The story begins with the Alamo Regiment, a Texas National Guard unit that in October 1944 found itself cut off and surrounded behind enemy lines in the mountains of southern France.

The Texans were on top of a mountain and had the advantage of high ground, but they were still pounded by German artillery. It was foggy, rainy and very cold. They quickly dug fighting positions in the wet, muddy soil and covered themselves with tree limbs, rocks and dirt. The Lost Battalion, as it was known, was also running out of food and water.

The U.S. Army redirected its push toward the Rhine River to focus on saving the battalion from the Germans. American forces tried pounding the German lines with their artillery, but the forest was so thick they weren’t having much effect. Two infantry battalions tried to break through the German lines, but each was repelled by hailstorms of bullets.

This is when the 442nd, which had joined with the 100th, was called in. Battle- hardened, they had a reputation for succeeding in just these situations.

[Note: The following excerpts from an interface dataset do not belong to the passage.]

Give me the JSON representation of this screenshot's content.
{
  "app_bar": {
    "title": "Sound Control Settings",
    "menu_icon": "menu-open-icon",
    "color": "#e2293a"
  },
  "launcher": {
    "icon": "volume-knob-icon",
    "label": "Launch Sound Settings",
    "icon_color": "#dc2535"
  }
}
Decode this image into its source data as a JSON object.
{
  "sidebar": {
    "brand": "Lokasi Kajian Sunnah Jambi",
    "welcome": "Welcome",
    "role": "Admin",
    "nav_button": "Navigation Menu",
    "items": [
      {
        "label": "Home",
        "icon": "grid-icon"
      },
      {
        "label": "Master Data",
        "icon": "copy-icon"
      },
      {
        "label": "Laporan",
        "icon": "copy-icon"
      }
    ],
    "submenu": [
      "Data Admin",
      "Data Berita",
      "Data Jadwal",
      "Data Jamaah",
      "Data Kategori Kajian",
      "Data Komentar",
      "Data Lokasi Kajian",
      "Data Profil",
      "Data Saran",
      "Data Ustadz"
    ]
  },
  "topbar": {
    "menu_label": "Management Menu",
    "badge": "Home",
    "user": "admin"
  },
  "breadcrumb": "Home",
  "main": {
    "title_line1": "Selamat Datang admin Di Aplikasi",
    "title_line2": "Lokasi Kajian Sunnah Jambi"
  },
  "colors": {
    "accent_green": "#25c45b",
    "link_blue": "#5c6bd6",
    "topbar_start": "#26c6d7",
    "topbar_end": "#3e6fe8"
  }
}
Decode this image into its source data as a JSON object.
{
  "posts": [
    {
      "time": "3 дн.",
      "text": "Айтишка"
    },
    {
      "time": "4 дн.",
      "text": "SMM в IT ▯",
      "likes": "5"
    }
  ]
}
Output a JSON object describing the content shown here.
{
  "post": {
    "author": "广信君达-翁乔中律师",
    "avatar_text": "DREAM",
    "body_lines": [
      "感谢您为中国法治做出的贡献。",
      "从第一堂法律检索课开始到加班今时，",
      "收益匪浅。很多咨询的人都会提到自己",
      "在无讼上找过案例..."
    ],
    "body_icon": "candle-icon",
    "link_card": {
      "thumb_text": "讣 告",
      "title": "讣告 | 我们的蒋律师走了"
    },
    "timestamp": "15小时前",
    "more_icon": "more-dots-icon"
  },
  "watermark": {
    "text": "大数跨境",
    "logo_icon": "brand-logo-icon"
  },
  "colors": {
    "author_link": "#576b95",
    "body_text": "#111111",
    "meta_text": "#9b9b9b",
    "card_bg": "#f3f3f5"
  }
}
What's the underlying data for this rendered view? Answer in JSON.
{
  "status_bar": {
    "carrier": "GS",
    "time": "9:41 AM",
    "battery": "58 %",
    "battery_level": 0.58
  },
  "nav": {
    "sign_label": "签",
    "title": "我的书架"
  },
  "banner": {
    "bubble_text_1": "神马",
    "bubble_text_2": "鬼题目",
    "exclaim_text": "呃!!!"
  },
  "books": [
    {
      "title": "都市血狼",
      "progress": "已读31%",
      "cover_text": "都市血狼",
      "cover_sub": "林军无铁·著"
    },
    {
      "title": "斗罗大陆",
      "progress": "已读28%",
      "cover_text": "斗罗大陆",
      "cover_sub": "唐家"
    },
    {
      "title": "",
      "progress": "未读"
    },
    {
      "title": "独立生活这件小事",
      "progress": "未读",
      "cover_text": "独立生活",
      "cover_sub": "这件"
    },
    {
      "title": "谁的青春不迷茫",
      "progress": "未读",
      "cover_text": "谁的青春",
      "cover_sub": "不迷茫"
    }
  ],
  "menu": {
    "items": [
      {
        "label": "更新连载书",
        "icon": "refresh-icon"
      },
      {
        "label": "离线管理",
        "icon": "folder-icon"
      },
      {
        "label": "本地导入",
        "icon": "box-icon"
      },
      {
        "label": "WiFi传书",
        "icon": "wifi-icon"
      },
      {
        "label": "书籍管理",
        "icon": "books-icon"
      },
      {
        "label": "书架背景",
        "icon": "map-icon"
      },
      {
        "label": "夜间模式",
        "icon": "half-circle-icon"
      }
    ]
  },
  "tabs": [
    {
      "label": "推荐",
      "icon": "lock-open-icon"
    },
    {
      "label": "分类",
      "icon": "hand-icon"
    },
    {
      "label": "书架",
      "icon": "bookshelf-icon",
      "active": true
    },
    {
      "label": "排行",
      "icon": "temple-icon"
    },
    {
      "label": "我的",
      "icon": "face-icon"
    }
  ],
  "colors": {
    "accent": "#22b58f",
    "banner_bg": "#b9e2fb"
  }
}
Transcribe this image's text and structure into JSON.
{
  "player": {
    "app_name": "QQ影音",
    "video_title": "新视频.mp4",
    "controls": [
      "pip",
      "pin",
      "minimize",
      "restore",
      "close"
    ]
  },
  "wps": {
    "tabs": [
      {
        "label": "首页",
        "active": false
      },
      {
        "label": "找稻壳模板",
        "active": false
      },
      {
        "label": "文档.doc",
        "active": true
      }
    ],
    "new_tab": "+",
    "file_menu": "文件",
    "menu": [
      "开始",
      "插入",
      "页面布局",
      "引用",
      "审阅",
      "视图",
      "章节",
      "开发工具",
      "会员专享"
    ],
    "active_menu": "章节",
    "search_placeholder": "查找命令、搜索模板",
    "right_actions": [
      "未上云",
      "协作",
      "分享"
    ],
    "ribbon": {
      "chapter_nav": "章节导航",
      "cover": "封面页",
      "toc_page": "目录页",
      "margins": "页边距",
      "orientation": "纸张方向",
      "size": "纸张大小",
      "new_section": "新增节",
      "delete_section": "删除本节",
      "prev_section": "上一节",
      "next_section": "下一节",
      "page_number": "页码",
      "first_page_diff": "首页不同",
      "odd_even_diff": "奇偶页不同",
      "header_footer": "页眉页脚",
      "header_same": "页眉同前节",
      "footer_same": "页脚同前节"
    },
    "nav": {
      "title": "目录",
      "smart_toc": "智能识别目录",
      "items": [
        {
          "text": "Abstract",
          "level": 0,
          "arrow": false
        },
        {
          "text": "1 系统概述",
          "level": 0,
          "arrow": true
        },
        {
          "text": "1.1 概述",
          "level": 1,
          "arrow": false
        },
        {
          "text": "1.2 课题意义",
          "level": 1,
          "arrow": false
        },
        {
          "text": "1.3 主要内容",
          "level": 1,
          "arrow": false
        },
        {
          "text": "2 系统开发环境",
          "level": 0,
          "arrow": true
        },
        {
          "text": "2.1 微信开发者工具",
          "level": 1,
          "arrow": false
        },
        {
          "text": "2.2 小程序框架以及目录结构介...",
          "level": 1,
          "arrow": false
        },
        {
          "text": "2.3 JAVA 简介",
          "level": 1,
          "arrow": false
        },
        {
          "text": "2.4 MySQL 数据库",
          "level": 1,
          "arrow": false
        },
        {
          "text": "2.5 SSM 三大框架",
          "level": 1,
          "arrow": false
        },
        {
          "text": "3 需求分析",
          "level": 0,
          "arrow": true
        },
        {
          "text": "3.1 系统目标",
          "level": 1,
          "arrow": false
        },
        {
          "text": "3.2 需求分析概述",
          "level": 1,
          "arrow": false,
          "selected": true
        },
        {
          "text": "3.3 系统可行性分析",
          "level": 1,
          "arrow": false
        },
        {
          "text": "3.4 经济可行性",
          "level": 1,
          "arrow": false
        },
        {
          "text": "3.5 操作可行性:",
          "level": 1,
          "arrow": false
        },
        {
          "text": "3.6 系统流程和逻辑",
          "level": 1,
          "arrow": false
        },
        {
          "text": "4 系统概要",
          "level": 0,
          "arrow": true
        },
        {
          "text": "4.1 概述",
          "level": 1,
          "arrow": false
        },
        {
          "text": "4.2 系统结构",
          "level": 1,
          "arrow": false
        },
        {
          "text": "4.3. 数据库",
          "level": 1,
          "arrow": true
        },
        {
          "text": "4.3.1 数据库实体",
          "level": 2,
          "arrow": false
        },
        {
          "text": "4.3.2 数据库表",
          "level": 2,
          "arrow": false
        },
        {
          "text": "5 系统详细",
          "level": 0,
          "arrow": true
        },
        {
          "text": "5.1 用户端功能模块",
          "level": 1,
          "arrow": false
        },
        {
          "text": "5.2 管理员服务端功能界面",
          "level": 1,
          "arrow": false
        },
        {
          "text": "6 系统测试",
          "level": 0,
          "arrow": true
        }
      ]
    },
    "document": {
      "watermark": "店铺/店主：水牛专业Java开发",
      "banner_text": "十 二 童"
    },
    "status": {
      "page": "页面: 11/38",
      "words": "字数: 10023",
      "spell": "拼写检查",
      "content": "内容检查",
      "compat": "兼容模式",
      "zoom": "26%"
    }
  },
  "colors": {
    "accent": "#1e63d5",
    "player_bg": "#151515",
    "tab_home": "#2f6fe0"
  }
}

It took them five days of brutal, close-quarters combat on muddy terrain in bone-chilling weather to reach the Texans. The 442nd suffered hundreds of casualties to save 211 soldiers of the Lost Battalion’s original 275.

After almost a week, they were freed from the German onslaught.

What makes this story especially significant: The 442nd was a Nisei regiment, composed of second-generation Japanese Americans. Most of them, along with their families, had been detained in camps operated by the War Relocation Authority at the beginning of the war. These men, however, asked if they could fight rather than sit out the war.

And they were extraordinary fighters. The 442nd was called the Purple Heart Battalion because they received more Purple Hearts than any other unit their size in World War II.

When the 442nd returned from Europe, President Harry Truman said, “You have fought not only the enemy, but you have fought prejudice—and you have won.”

For Connally, making them all honorary Texans was his way of demonstrating to these soldiers, and their descendants, the solemn gratitude of Texas.